Companies that suppress their takings, thereby evading tax, may live on the fat of the land for a while. However, as a tax tribunal ruling showed, the corporate veil often affords limited financial protection to their directors when HM Revenue and Customs (HMRC) comes calling to rain on their parade.
The case concerned the sole director and shareholder of a company that provided a takeaway pizza business. Following an investigation, HMRC took the view that the company's turnover had been systematically supressed. Using its best judgment, HMRC assessed the company for £74,170 in VAT.
A penalty of £9,128 was imposed on the company in respect of two VAT periods on the basis that its behaviour had been deliberate. A personal liability notice (PLN) was raised against the director in the same amount after HMRC concluded that the company's inaccuracies were attributable to him.
The company, which had meanwhile entered liquidation and was eventually struck off, suffered a further blow when HMRC also issued it with a penalty in respect of unpaid Corporation Tax. As a result, the director was soon afterwards hit with a further PLN in the sum of £71,537.

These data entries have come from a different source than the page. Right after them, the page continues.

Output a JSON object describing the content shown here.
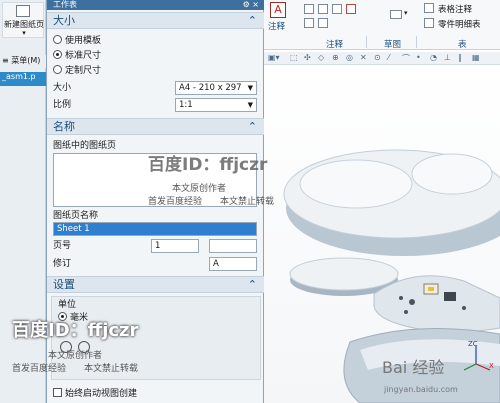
{
  "app_column": {
    "new_sheet_label": "新建图纸页",
    "menu_label": "菜单(M)",
    "part_tab": "_asm1.p"
  },
  "dialog": {
    "title": "工作表",
    "size_section": {
      "title": "大小",
      "options": [
        "使用模板",
        "标准尺寸",
        "定制尺寸"
      ],
      "selected_index": 1,
      "size_label": "大小",
      "size_value": "A4 - 210 x 297",
      "scale_label": "比例",
      "scale_value": "1:1"
    },
    "name_section": {
      "title": "名称",
      "sheets_in_drawing_label": "图纸中的图纸页",
      "sheet_name_label": "图纸页名称",
      "sheet_name_value": "Sheet 1",
      "page_number_label": "页号",
      "page_number_value": "1",
      "revision_label": "修订",
      "revision_value": "A"
    },
    "settings_section": {
      "title": "设置",
      "unit_label": "单位",
      "unit_value": "毫米",
      "always_start_view_label": "始终启动视图创建"
    }
  },
  "ribbon": {
    "note_label": "注释",
    "note_group": "注释",
    "sketch_group": "草图",
    "table_group": "表",
    "table_note_label": "表格注释",
    "parts_list_label": "零件明细表"
  },
  "watermarks": {
    "baidu_id_1": "百度ID：ffjczr",
    "baidu_id_2": "百度ID：ffjczr",
    "line_a": "本文原创作者",
    "line_b": "首发百度经验",
    "line_c": "本文禁止转载",
    "site": "jingyan.baidu.com"
  },
  "colors": {
    "accent": "#2f7fd1",
    "section_header": "#dde6ef",
    "title_bar": "#3d6f9f"
  }
}
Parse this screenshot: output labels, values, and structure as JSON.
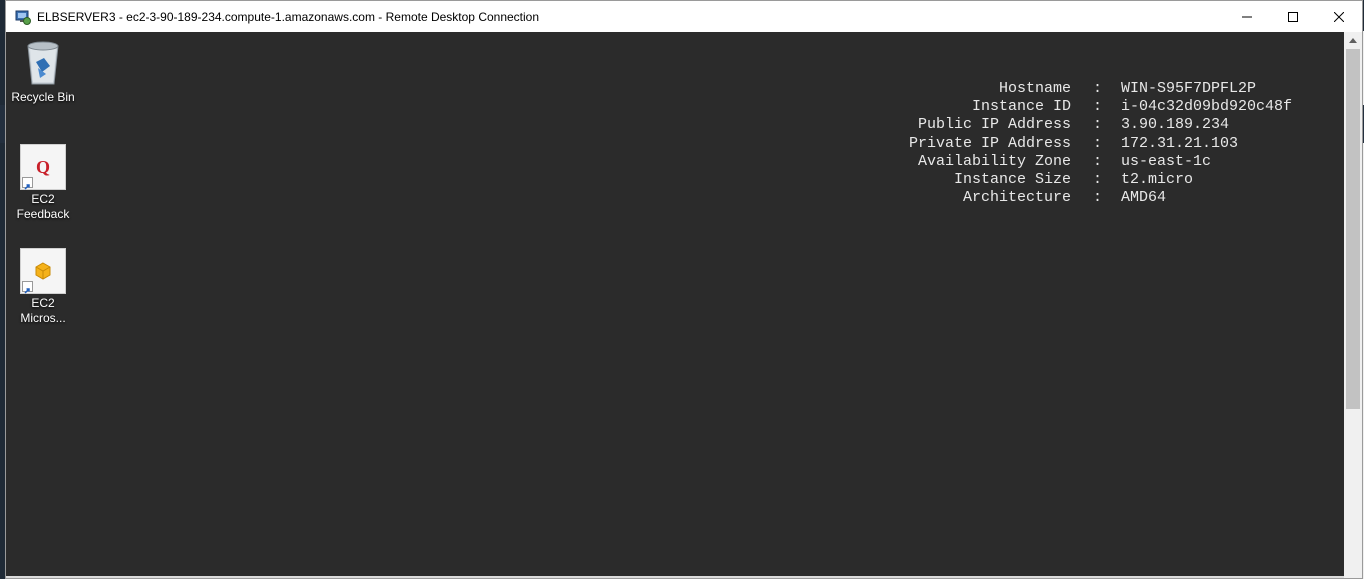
{
  "window": {
    "title": "ELBSERVER3 - ec2-3-90-189-234.compute-1.amazonaws.com - Remote Desktop Connection",
    "controls": {
      "minimize": "minimize-icon",
      "maximize": "maximize-icon",
      "close": "close-icon"
    }
  },
  "desktop_icons": [
    {
      "label": "Recycle Bin",
      "icon": "recycle-bin-icon"
    },
    {
      "label": "EC2\nFeedback",
      "line1": "EC2",
      "line2": "Feedback",
      "icon": "feedback-q-icon"
    },
    {
      "label": "EC2\nMicros...",
      "line1": "EC2",
      "line2": "Micros...",
      "icon": "aws-box-icon"
    }
  ],
  "instance_info": [
    {
      "label": "Hostname",
      "value": "WIN-S95F7DPFL2P"
    },
    {
      "label": "Instance ID",
      "value": "i-04c32d09bd920c48f"
    },
    {
      "label": "Public IP Address",
      "value": "3.90.189.234"
    },
    {
      "label": "Private IP Address",
      "value": "172.31.21.103"
    },
    {
      "label": "Availability Zone",
      "value": "us-east-1c"
    },
    {
      "label": "Instance Size",
      "value": "t2.micro"
    },
    {
      "label": "Architecture",
      "value": "AMD64"
    }
  ],
  "separator": ":",
  "colors": {
    "desktop_bg": "#2b2b2b",
    "text": "#e8e8e8",
    "titlebar_bg": "#ffffff"
  }
}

After the director appealed, the First-tier Tribunal upheld the VAT PLN in full. In reducing the Corporation Tax PLN to £31,399, however, it found that HMRC had failed to prove that the company had acted deliberately in respect of part of its liability. The director's overall bill was cut from £80,666 to £40,527.